MTI TECHNOLOGY CORP., a manufacturer of enterprise storage products, has moved into the Japanese market through a distribution agreement with SOLITON SYSTEMS K.K. The Anaheim, California company's Gladiator 6000 and 3000 series of RAID (redundant array of independent disks) devices provide high-availability, terabyte-class fault-tolerant storage solutions for UltraSCSI and Fibre Channel environments. These products start at $26,500. Soliton also will handle MTI Technology's StorageWare line of non-RAID disk and tape storage expansion products for Windows NT and Unix platforms. The new partners plan to work together to deliver SAN (storage area network) solutions for the Tokyo distributor's customers.

The Fireball line of 3.5-inch hard drives for desktop systems soon will have a new member. QUANTUM CORP.'s subsidiary is sampling the Fireball Plus KA, which is said to be the first 7,200-rotations-per-minute Ultra ATA/66 drive. To be available in capacities ranging from 6.4 GB to 18.2 GB, the new products also are the first to incorporate the Milpitas, California maker's Data Protection System for determining hard-drive functionality in PCs that exhibit system failure. The 18.2-GB Fireball Plus KA is sampling for $520.

IBM JAPAN LTD. is working with CLARION CO., LTD. to adapt INTERNATIONAL BUSINESS MACHINES CORP.'s 340-MB "microdrive" for the multifunctional Clarion Auto PC for vehicles (see Japan-U.S. Business Report No. 352, January 1999, p. 3). Clarion believes that it will need the capacity of this subminiature format when the intelligent transportation system comes into use.

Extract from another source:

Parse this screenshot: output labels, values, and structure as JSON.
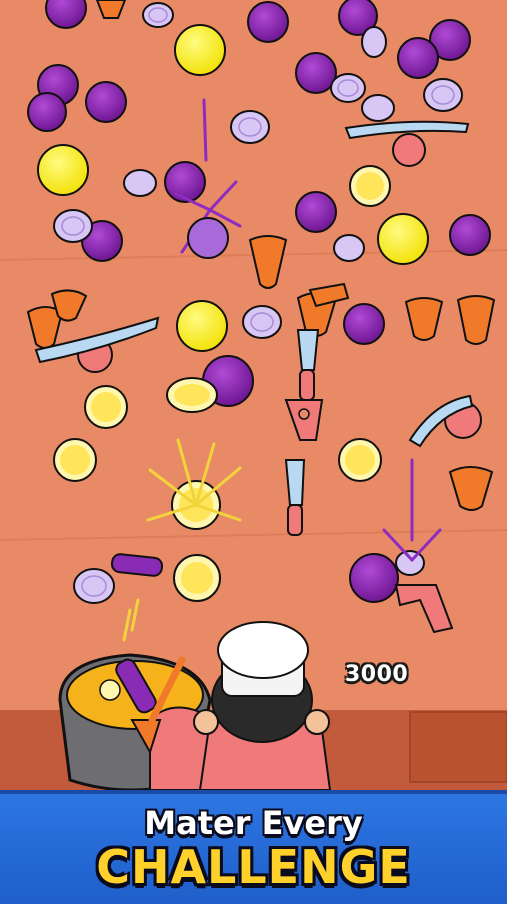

The main focus of the IBM Japan-Clarion collaboration is to make the microdrive vibration-resistant as well as immune to temperature changes.

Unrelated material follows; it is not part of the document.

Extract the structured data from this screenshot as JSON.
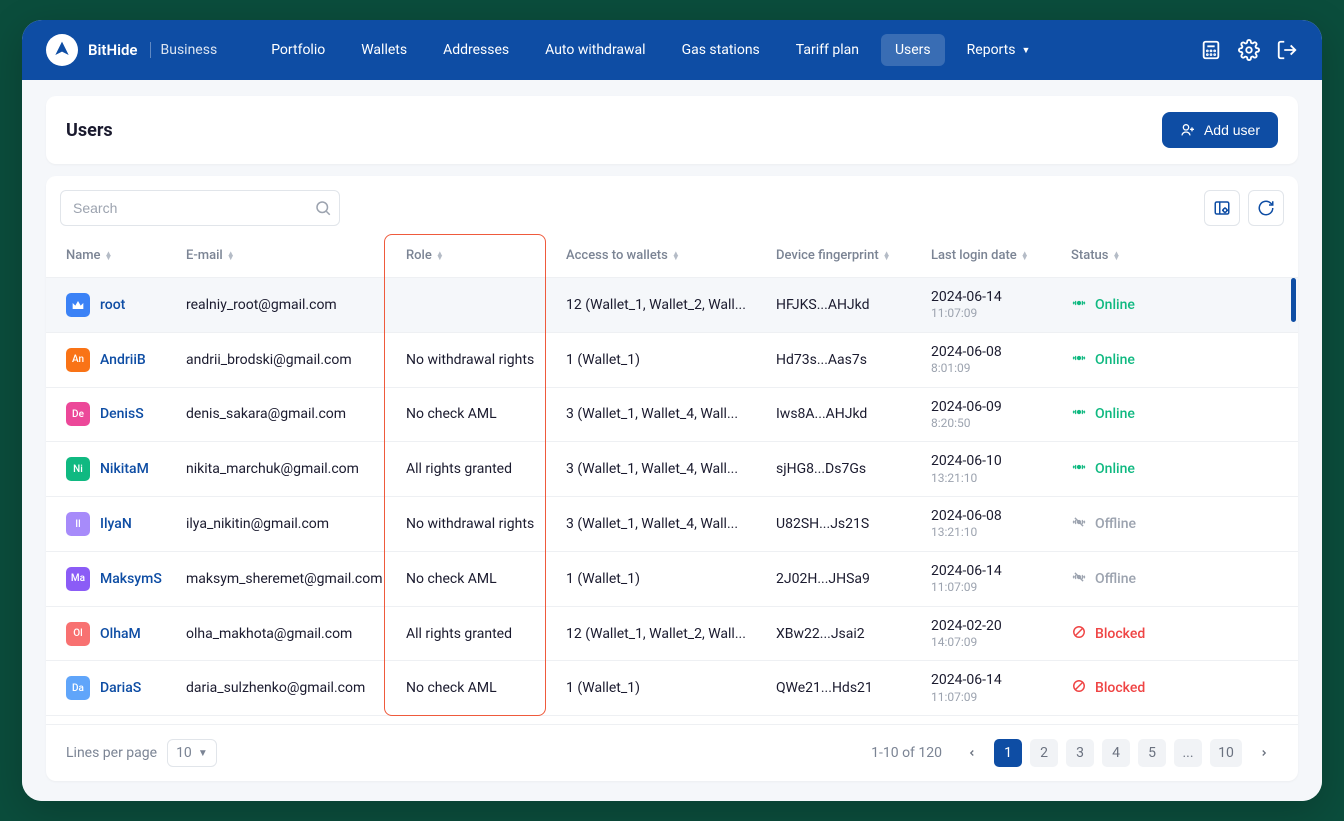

The list of licensees of COLOROCS INFORMATION TECHNOLOGIES, INC.'s patented color imaging technology now includes CANON INC. It has the right to use this know-how in its copiers, printers and fax machines. The Atlanta company's previous Japanese licensees are MATSUSHITA ELECTRIC INDUSTRIAL CO., LTD., MINOLTA CO., LTD., MITSUBISHI ELECTRIC CORP. and RICOH CO., LTD.

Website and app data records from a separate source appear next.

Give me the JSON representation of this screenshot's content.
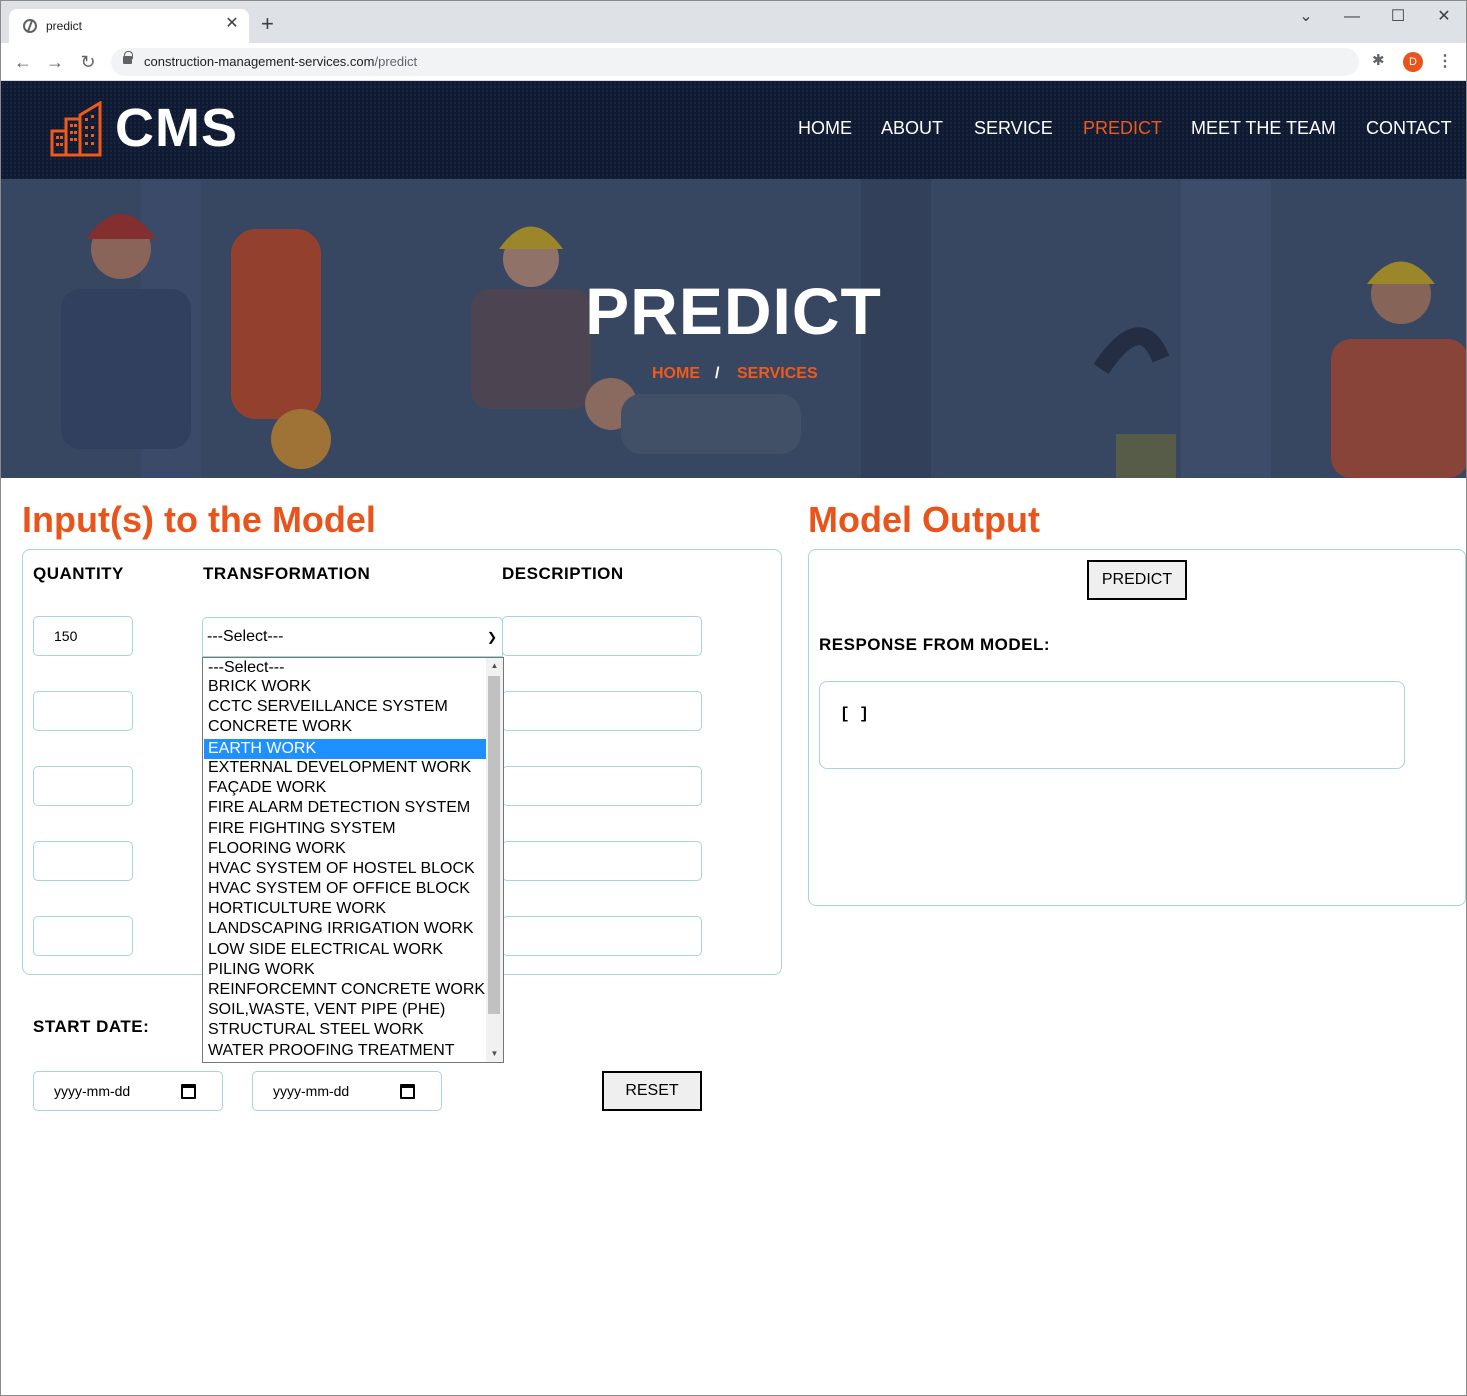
{
  "browser": {
    "tab_title": "predict",
    "url_domain": "construction-management-services.com",
    "url_path": "/predict",
    "profile_initial": "D"
  },
  "header": {
    "logo_text": "CMS",
    "nav": [
      "HOME",
      "ABOUT",
      "SERVICE",
      "PREDICT",
      "MEET THE TEAM",
      "CONTACT"
    ],
    "active_nav": "PREDICT",
    "accent_color": "#f05a1a"
  },
  "hero": {
    "title": "PREDICT",
    "breadcrumb_home": "HOME",
    "breadcrumb_sep": "/",
    "breadcrumb_current": "SERVICES"
  },
  "inputs": {
    "title": "Input(s) to the Model",
    "col_quantity": "QUANTITY",
    "col_transformation": "TRANSFORMATION",
    "col_description": "DESCRIPTION",
    "quantities": [
      "150",
      "",
      "",
      "",
      ""
    ],
    "descriptions": [
      "",
      "",
      "",
      "",
      ""
    ],
    "select_value": "---Select---",
    "options": [
      "---Select---",
      "BRICK WORK",
      "CCTC SERVEILLANCE SYSTEM",
      "CONCRETE WORK",
      "EARTH WORK",
      "EXTERNAL DEVELOPMENT WORK",
      "FAÇADE WORK",
      "FIRE ALARM DETECTION SYSTEM",
      "FIRE FIGHTING SYSTEM",
      "FLOORING WORK",
      "HVAC SYSTEM OF HOSTEL BLOCK",
      "HVAC SYSTEM OF OFFICE BLOCK",
      "HORTICULTURE WORK",
      "LANDSCAPING IRRIGATION WORK",
      "LOW SIDE ELECTRICAL WORK",
      "PILING WORK",
      "REINFORCEMNT CONCRETE WORK",
      "SOIL,WASTE, VENT PIPE (PHE)",
      "STRUCTURAL STEEL WORK",
      "WATER PROOFING TREATMENT"
    ],
    "highlighted_option": "EARTH WORK",
    "start_date_label": "START DATE:",
    "start_date_placeholder": "yyyy-mm-dd",
    "end_date_placeholder": "yyyy-mm-dd",
    "reset_label": "RESET"
  },
  "output": {
    "title": "Model Output",
    "predict_label": "PREDICT",
    "response_label": "RESPONSE FROM MODEL:",
    "response_value": "[ ]"
  }
}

The subsidiary of CALCOMP INC. is projecting sales of 800 of the Solus 4 Model 54424 LP LED (light-emitting diode) networked plotter for CAD, graphics and document management applications. The system can output A to D-size (A4 to A1) plotting with a resolution of 400 x 400 dots per inch at a rate of 10 pages per minute for A-size plots. The plot scan can be as long as 26 feet and as wide as nearly 24 inches. At a cost of $29,200, Anaheim, California-based CalComp, a LOCKHEED MARTIN CORP. company, claims that the Solus 4 beats the performance and the pricing of comparable laser plotters.

PLANAR SYSTEMS, INC., the largest of the few U.S. makers of flat panel displays, has licensed its electroluminescent display product technology to DENSO CORP. on a royalty-bearing basis and agreed to share its manufacturing know-how with Japan's top automotive parts maker. The tie-up is expected to accelerate the use of EL displays in all types of vehicle electronic systems. Denso has worked on developing EL display technology for cars and light trucks, while Beaverton, Oregon-headquartered Planar has focused on the nonconsumer vehicle market, including aircraft, trains, taxis and long-haul trucks. Electroluminescent flat panel displays are known for their wide viewing angle, long life and reliability under harsh environmental conditions.

An exchange rate of ¥117=$1.00 was used in this report.aaaaaa

Top aaaaa Back to Issue Index aaaaa back to Subscriber Areaaaaa Home